The parenting issue: how (and when) do you warn your child about child blockers?
13 Apr 2021Updated: 4 hours ago | people are reading
Janine's five-year-old son is spontaneous and open. Therein lies a danger: Janine is afraid that he will just go with a stranger. How does she warn her son about people with bad intentions?
Her son talks to everything and everyone and makes contact very easily. Great fun, and he certainly benefits from it at school. But Janine is also worried: "Liam sees no danger whatsoever. He trusts everyone and talks a lot. I am sure he would easily go with a stranger, especially if he hung up a story about candy or a puppy in the car. Liam is getting older, it will not be long before he wants more freedom. I recently told him that he cannot just go with a stranger. Liam asked very surprised why not. I did not quite know what words to use. and at what age do I warn my son about preschoolers? "" Avoid terms like "preschooler" and "abuse" "

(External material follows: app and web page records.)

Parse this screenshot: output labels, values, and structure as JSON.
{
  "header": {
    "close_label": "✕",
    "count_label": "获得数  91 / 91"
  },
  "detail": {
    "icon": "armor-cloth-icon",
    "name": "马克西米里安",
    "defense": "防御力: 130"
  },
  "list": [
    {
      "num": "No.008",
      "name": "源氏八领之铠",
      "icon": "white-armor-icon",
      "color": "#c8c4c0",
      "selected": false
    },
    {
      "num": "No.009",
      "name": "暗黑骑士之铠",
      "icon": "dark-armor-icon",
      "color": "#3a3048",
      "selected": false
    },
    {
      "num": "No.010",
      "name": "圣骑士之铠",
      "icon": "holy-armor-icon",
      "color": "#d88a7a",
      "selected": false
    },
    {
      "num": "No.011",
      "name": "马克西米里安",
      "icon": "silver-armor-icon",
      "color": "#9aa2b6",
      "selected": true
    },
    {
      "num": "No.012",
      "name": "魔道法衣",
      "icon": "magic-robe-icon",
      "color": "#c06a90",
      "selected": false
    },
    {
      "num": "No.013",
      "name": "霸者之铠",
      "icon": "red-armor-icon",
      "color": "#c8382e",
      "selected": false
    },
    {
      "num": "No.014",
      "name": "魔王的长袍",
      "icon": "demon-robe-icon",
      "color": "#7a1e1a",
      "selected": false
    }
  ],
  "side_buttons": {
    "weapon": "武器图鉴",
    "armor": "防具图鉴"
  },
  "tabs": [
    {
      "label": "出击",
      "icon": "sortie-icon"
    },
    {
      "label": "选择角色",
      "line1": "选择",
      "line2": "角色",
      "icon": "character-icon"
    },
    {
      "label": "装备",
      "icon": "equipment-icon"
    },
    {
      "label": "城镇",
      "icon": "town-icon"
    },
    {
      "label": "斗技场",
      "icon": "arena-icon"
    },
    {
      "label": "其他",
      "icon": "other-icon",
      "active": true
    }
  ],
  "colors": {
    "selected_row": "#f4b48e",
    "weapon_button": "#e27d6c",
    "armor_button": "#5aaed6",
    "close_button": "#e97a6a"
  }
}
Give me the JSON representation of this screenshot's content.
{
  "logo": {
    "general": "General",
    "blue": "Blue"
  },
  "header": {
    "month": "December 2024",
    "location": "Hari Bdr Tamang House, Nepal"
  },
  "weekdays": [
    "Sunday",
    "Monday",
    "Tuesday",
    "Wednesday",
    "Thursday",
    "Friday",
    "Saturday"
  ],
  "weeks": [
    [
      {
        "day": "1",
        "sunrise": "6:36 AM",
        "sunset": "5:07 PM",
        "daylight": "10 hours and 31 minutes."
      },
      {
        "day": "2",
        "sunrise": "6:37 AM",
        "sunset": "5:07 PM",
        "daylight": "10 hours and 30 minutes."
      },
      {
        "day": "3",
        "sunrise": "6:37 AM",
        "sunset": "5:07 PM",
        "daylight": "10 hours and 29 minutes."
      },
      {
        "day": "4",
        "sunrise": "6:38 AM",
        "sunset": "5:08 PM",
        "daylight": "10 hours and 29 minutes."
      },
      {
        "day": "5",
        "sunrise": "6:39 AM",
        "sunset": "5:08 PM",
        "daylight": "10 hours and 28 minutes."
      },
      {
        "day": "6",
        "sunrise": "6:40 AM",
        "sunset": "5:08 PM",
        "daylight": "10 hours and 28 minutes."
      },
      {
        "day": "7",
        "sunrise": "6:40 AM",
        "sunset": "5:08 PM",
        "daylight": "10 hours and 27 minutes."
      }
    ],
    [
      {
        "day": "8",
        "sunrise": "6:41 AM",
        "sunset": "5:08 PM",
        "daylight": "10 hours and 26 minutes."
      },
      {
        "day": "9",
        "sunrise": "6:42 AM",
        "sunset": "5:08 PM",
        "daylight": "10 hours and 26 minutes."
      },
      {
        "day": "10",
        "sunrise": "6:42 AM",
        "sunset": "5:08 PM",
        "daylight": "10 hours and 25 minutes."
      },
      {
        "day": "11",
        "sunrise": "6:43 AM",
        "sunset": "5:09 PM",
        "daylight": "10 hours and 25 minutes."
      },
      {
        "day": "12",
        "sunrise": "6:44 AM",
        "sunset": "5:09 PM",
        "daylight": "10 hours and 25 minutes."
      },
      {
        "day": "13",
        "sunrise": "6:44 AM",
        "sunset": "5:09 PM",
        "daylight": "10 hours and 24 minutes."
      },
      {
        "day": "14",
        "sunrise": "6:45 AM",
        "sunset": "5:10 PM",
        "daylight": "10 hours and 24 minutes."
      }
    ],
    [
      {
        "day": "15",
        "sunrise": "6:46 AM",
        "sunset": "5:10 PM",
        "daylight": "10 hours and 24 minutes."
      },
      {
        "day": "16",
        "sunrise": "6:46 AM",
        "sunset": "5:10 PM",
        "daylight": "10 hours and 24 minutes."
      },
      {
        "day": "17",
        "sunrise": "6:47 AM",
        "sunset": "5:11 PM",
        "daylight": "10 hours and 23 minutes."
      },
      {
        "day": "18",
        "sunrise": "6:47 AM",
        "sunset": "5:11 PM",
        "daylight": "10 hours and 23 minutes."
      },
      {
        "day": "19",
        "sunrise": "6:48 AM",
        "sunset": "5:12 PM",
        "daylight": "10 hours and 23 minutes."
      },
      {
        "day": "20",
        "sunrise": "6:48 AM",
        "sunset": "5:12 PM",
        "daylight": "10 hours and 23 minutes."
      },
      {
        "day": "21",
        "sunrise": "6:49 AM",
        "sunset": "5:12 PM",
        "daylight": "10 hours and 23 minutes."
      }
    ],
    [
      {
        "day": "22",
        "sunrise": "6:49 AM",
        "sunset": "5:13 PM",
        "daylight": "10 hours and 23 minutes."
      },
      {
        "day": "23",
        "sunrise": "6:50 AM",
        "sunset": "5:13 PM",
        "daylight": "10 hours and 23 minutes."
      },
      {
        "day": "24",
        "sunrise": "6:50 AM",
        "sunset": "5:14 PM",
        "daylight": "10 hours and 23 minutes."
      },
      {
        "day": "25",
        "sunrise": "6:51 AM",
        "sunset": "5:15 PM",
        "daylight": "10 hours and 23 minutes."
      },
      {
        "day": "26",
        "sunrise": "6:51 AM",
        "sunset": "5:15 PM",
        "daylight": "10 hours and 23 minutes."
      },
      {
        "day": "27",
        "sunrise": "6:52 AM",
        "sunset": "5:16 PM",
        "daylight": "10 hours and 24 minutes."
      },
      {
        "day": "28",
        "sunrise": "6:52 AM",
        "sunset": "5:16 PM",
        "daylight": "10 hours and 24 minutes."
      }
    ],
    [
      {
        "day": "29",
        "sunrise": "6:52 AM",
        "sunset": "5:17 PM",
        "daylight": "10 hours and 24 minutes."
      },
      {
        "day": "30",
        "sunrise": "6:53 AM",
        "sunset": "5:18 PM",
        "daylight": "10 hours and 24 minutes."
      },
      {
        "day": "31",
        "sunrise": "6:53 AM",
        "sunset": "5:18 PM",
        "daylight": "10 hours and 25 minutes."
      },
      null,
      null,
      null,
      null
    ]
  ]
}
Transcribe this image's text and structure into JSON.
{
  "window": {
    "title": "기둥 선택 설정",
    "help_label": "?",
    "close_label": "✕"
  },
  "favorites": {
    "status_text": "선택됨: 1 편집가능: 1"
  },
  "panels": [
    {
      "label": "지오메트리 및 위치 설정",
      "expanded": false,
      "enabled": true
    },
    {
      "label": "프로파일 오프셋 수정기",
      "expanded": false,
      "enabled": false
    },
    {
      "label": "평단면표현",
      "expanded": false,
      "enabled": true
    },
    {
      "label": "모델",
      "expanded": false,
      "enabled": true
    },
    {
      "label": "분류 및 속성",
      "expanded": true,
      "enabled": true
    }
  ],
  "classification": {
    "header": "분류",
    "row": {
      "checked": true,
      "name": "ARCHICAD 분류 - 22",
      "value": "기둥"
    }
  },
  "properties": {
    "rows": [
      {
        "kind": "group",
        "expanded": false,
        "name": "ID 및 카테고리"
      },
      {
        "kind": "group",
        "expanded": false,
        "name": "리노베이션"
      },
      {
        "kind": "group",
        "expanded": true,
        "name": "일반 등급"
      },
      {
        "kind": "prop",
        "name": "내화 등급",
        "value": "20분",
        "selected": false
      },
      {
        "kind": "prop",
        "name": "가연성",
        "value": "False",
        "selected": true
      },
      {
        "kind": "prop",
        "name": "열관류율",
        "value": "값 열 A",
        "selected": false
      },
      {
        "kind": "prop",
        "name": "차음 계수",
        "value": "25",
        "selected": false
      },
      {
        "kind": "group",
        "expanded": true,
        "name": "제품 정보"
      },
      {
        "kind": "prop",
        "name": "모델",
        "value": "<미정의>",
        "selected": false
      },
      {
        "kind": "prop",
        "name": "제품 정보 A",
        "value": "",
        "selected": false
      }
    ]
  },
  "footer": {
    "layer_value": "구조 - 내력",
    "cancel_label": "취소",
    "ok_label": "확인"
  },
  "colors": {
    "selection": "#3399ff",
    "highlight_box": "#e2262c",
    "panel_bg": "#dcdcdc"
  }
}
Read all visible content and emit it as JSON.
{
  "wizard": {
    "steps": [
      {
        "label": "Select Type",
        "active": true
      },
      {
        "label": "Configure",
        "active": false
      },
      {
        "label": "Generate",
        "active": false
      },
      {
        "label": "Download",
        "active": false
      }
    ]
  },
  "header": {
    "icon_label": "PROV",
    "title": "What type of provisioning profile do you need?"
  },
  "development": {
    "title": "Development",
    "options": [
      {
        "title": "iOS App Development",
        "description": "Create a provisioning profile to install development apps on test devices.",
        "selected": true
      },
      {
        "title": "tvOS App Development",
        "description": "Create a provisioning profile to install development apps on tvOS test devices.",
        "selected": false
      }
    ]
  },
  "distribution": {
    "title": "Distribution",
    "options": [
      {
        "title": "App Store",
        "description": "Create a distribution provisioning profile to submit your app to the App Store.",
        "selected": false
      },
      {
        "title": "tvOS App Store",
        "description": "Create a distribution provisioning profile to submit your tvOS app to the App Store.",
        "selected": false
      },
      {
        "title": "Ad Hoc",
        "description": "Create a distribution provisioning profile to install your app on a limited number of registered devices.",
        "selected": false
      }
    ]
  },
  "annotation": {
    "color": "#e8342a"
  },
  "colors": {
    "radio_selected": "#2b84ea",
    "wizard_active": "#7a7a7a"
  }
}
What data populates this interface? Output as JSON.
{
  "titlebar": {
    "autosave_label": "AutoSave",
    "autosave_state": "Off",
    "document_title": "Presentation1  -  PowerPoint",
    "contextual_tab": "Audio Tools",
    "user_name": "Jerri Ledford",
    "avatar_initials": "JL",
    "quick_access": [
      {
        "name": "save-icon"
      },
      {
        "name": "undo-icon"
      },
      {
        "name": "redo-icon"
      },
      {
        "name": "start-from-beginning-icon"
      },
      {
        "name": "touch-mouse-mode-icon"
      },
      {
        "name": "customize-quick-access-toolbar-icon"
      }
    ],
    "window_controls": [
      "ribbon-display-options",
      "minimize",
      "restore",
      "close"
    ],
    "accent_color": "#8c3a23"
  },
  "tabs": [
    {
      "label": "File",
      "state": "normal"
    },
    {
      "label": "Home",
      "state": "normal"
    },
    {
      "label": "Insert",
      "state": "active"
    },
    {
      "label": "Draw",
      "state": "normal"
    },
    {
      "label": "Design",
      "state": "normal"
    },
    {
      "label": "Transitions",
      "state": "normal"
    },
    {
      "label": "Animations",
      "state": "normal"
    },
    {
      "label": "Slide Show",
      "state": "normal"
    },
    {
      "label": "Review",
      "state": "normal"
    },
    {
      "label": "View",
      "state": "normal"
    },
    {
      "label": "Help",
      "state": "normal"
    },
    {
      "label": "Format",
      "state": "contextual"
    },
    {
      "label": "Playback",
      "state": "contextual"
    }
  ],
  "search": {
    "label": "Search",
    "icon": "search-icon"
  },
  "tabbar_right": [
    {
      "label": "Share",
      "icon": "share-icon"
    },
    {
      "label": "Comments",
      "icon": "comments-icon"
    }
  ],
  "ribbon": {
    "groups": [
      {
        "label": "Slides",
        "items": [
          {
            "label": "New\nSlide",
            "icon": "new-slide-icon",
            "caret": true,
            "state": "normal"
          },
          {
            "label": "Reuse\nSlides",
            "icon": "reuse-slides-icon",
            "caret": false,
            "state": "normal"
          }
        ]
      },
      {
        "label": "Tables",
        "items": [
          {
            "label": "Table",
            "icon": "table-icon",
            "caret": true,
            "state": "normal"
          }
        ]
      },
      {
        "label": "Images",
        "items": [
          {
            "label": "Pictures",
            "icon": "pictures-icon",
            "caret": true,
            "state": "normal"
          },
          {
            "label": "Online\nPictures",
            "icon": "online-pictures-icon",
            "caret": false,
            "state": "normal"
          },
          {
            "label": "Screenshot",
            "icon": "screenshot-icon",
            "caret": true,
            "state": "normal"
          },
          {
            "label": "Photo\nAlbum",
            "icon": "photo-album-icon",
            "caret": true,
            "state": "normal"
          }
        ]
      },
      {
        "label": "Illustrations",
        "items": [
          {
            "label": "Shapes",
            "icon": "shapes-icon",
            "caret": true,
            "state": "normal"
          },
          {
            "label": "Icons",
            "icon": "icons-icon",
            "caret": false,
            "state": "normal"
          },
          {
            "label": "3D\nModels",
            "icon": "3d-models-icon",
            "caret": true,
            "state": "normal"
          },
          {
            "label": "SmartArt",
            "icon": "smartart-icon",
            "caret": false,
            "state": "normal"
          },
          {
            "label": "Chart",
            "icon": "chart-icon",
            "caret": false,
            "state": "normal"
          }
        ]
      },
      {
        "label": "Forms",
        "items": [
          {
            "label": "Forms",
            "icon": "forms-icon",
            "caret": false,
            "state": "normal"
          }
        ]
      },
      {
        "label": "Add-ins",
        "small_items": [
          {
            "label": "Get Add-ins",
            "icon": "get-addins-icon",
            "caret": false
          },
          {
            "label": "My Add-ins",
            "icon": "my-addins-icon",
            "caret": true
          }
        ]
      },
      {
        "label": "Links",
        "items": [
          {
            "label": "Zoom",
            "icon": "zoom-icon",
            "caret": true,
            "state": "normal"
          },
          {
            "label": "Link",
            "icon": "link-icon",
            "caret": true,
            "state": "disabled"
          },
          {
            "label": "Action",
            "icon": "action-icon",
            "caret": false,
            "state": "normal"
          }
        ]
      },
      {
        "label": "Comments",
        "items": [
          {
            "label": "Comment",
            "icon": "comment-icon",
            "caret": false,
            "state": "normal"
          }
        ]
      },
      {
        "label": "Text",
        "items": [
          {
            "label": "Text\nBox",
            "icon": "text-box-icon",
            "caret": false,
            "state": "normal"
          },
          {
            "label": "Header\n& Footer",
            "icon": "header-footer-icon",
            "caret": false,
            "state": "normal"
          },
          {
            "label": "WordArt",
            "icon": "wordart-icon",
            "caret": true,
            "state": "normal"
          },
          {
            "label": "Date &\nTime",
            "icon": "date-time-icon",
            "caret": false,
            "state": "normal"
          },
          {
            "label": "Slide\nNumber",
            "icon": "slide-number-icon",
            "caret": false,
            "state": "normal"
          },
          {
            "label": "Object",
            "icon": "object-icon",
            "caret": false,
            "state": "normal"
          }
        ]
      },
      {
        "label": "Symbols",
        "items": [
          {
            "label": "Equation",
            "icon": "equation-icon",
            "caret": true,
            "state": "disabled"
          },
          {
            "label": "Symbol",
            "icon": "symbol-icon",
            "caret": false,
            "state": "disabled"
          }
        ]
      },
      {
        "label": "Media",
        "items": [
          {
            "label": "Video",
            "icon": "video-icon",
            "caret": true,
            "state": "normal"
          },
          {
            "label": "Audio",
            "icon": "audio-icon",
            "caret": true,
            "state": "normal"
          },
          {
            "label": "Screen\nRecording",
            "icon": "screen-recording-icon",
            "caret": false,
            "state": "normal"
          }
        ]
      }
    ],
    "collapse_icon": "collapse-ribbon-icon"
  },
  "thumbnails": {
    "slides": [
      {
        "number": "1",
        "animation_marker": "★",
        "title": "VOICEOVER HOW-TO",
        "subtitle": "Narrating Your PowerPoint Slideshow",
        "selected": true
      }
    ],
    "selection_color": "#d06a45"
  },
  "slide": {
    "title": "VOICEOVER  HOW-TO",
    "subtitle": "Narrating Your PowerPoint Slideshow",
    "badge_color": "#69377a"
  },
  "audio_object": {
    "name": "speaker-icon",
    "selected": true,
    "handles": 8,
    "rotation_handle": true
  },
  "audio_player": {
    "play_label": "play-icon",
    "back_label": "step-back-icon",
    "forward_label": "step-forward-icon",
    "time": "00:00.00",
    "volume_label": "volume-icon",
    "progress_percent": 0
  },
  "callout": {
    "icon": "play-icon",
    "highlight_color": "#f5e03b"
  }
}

There is no fixed age of your child when you engage in such conversations," says Dave Niks of The Family Psychologist: "It has to do with the moment at which this problem arises, for example when your child goes to school or goes to play outside. That is a good time to discuss this. I recommend it in the first instance generally worded for example, by saying that there are also great people who are not so nice, just like there are children in the class who are less pleasant. Don't make it too difficult and avoid terms such as child lure, abuse and kidnapping. You don't want to go there in this conversation, because then you have to answer very difficult questions and discuss things that your child, after all, is still a toddler, is probably not yet ready for. "" Don't give nasty details, but be clear '
After you have told that there are people who are not so sweet, you can make it clear to your child how he will deal with it. Don't give too many nasty details, but be clear. Psychologist Niks: "Say that you want to make appointments because of those unkind people. Make the agreement that your child may not go with a stranger and does not have to talk to it. Agree that if everyone is playing together with friends, brothers or sisters, everyone stays together. As your child gets older, you can identify more specific hazards. That is appropriate to the age and stage of life with associated situations of your child. "